Excerpts from a dataset:
-------

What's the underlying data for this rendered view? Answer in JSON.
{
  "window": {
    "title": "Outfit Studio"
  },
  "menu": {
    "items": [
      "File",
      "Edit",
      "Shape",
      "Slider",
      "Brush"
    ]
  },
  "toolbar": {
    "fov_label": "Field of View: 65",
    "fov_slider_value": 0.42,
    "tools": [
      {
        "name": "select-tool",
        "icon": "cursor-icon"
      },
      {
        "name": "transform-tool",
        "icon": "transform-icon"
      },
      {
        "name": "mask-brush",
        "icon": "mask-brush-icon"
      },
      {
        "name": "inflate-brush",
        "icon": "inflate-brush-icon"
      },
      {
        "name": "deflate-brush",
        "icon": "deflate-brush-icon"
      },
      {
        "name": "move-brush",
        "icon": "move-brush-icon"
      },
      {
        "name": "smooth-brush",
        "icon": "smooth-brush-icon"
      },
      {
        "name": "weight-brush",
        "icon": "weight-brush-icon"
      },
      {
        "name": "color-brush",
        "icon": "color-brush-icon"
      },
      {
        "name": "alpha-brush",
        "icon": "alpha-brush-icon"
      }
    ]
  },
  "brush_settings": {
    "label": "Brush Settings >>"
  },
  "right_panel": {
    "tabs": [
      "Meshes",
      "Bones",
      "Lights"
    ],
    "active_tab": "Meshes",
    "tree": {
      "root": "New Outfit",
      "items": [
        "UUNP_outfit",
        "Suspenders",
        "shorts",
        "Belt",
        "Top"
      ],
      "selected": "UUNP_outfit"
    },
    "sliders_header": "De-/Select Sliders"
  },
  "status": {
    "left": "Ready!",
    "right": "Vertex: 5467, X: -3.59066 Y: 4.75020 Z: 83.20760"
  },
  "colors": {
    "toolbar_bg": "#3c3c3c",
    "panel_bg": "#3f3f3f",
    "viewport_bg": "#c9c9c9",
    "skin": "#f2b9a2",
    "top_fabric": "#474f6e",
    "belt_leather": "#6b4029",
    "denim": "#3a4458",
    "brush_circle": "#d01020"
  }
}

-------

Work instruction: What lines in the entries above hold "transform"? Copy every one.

Output for this exercise:
        "name": "transform-tool",
        "icon": "transform-icon"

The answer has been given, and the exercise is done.